Probationer-directed interventions: A practitioner response to ‘Structured decisions about Dutch probation service interventions’ by Jacqueline Bosker, Cilia Witteman and Jo Hermanns
This article is a practitioner response to ‘Structured decisions about Dutch probation service interventions’ by Jacqueline Bosker, Cilia Witteman and Jo Hermanns published in the June 2013 edition of Probation Journal. Bosker et al.’s (2013) article suggested that the next logical step from structured risk assessment would be a more structured form of planning the decision making process for interventions based on the assessed criminogenic need. This response questions the basis of this assumption in relation to the burgeoning probationer engagement and desistance practice agenda.
This article aims to scope out some of the implications of desistance research for the community management of high risk offenders. Acknowledging the limited empirical research exploring this interface, this article outlines the evolving evidence base and what this tells us about the process of desistance and what supports it. The evidence as to whether ‘high risk offenders’ desist and what we know about this process is discussed prior to a consideration of the orientation of current practice approaches which can be located in the community/public protection model. Potential dialogues between desistance research and public protection practices are discussed to explore ensuing implications and opportunities for practice.

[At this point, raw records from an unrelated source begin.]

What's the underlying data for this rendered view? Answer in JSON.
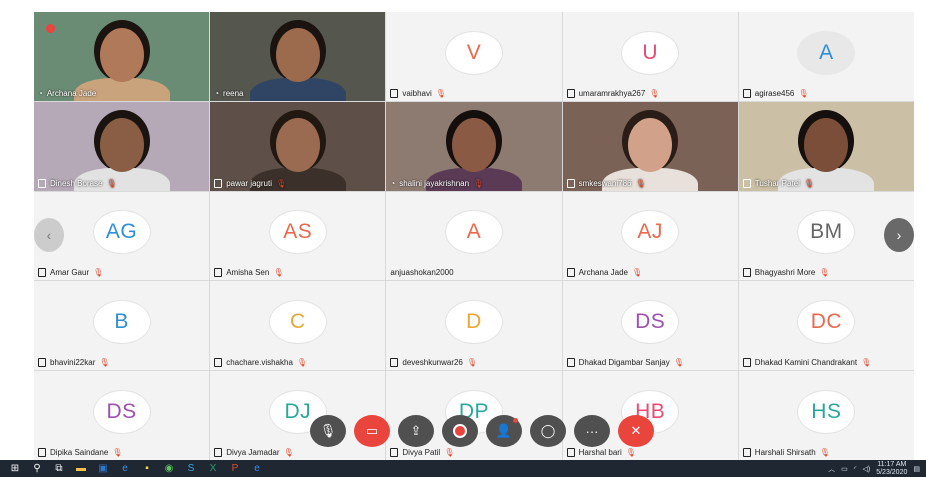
{
  "participants": [
    {
      "name": "Archana Jade",
      "type": "video",
      "bg": "#6b8c74",
      "skin": "#b07a5a",
      "hair": "#1c1410",
      "shirt": "#c9a37c",
      "speaking": true
    },
    {
      "name": "reena",
      "type": "video",
      "bg": "#55574f",
      "skin": "#9c6a4c",
      "hair": "#1a1310",
      "shirt": "#2f4563",
      "speaking": true
    },
    {
      "name": "vaibhavi",
      "type": "avatar",
      "initials": "V",
      "color": "#e86a4b"
    },
    {
      "name": "umaramrakhya267",
      "type": "avatar",
      "initials": "U",
      "color": "#e84b73"
    },
    {
      "name": "agirase456",
      "type": "avatar",
      "initials": "A",
      "color": "#2f8fd4",
      "filled": true
    },
    {
      "name": "Dinesh Borase",
      "type": "video",
      "bg": "#b6a9b7",
      "skin": "#8a5e44",
      "hair": "#1a1310",
      "shirt": "#e2e2e2"
    },
    {
      "name": "pawar jagruti",
      "type": "video",
      "bg": "#5e5048",
      "skin": "#9a6b50",
      "hair": "#221812",
      "shirt": "#3b302a"
    },
    {
      "name": "shalini jayakrishnan",
      "type": "video",
      "bg": "#8d7b71",
      "skin": "#8a5a44",
      "hair": "#140f0d",
      "shirt": "#5a3a55",
      "speaking": true
    },
    {
      "name": "smkeswani786",
      "type": "video",
      "bg": "#7b6256",
      "skin": "#d1a18a",
      "hair": "#2a1c16",
      "shirt": "#e8e0da"
    },
    {
      "name": "Tushar Patel",
      "type": "video",
      "bg": "#cbbfa6",
      "skin": "#7a4e38",
      "hair": "#15100e",
      "shirt": "#e3e3e3"
    },
    {
      "name": "Amar Gaur",
      "type": "avatar",
      "initials": "AG",
      "color": "#2f8fd4"
    },
    {
      "name": "Amisha Sen",
      "type": "avatar",
      "initials": "AS",
      "color": "#e86a4b"
    },
    {
      "name": "anjuashokan2000",
      "type": "avatar",
      "initials": "A",
      "color": "#e86a4b",
      "noicon": true
    },
    {
      "name": "Archana Jade",
      "type": "avatar",
      "initials": "AJ",
      "color": "#e86a4b"
    },
    {
      "name": "Bhagyashri More",
      "type": "avatar",
      "initials": "BM",
      "color": "#666666"
    },
    {
      "name": "bhavini22kar",
      "type": "avatar",
      "initials": "B",
      "color": "#2f8fd4"
    },
    {
      "name": "chachare.vishakha",
      "type": "avatar",
      "initials": "C",
      "color": "#eea636"
    },
    {
      "name": "deveshkunwar26",
      "type": "avatar",
      "initials": "D",
      "color": "#eea636"
    },
    {
      "name": "Dhakad Digambar Sanjay",
      "type": "avatar",
      "initials": "DS",
      "color": "#a04fb0"
    },
    {
      "name": "Dhakad Kamini Chandrakant",
      "type": "avatar",
      "initials": "DC",
      "color": "#e86a4b"
    },
    {
      "name": "Dipika Saindane",
      "type": "avatar",
      "initials": "DS",
      "color": "#a04fb0"
    },
    {
      "name": "Divya Jamadar",
      "type": "avatar",
      "initials": "DJ",
      "color": "#2aa79b"
    },
    {
      "name": "Divya Patil",
      "type": "avatar",
      "initials": "DP",
      "color": "#2aa79b"
    },
    {
      "name": "Harshal bari",
      "type": "avatar",
      "initials": "HB",
      "color": "#e84b73"
    },
    {
      "name": "Harshali Shirsath",
      "type": "avatar",
      "initials": "HS",
      "color": "#2aa79b"
    }
  ],
  "controls": [
    {
      "name": "mute-button",
      "icon": "mic-muted-icon",
      "glyph": "🎙",
      "style": "dark"
    },
    {
      "name": "video-button",
      "icon": "video-off-icon",
      "glyph": "▭",
      "style": "red"
    },
    {
      "name": "share-button",
      "icon": "share-icon",
      "glyph": "⇪",
      "style": "dark"
    },
    {
      "name": "record-button",
      "icon": "record-icon",
      "glyph": "",
      "style": "dark",
      "record": true
    },
    {
      "name": "participants-button",
      "icon": "participants-icon",
      "glyph": "👤",
      "style": "dark",
      "badge": true
    },
    {
      "name": "chat-button",
      "icon": "chat-icon",
      "glyph": "◯",
      "style": "dark"
    },
    {
      "name": "more-button",
      "icon": "more-icon",
      "glyph": "···",
      "style": "dark"
    },
    {
      "name": "leave-button",
      "icon": "close-icon",
      "glyph": "✕",
      "style": "red"
    }
  ],
  "taskbar": {
    "apps": [
      {
        "name": "start-icon",
        "glyph": "⊞",
        "color": "#ffffff"
      },
      {
        "name": "search-icon",
        "glyph": "⚲",
        "color": "#ffffff"
      },
      {
        "name": "task-view-icon",
        "glyph": "⧉",
        "color": "#ffffff"
      },
      {
        "name": "file-explorer-icon",
        "glyph": "▬",
        "color": "#f2c14e"
      },
      {
        "name": "outlook-icon",
        "glyph": "▣",
        "color": "#2b79d0"
      },
      {
        "name": "edge-icon",
        "glyph": "e",
        "color": "#3a8ee6"
      },
      {
        "name": "sticky-notes-icon",
        "glyph": "▪",
        "color": "#f2d94e"
      },
      {
        "name": "chrome-icon",
        "glyph": "◉",
        "color": "#5cc45c"
      },
      {
        "name": "skype-icon",
        "glyph": "S",
        "color": "#2aa8e0"
      },
      {
        "name": "excel-icon",
        "glyph": "X",
        "color": "#21a366"
      },
      {
        "name": "powerpoint-icon",
        "glyph": "P",
        "color": "#d35230"
      },
      {
        "name": "ie-icon",
        "glyph": "e",
        "color": "#3a8ee6"
      }
    ],
    "time": "11:17 AM",
    "date": "5/23/2020"
  }
}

Integrated approaches to domestic violence? An exploration of the role of the victim and Women’s Safety Work in cognitive-behavioural programmes
This article examines the role of the victim and, more specifically, the nature of Women’s Safety Work within cognitive-behavioural programmes designed to address the attitudes and behaviour of men with convictions for violence against their partners. It is an increasingly important part of probation practice. The article draws on an empirical study conducted in 10 probation areas across England and Wales. It identifies, and critically examines, the factors which shape working with victims of domestic violence. These include the challenge of engaging partners and ex-partners with Women’s Safety Work; the ‘contested’ nature of work with women; and facets of risk management. This article is written with a practitioner focus in mind and implications for practice are discussed.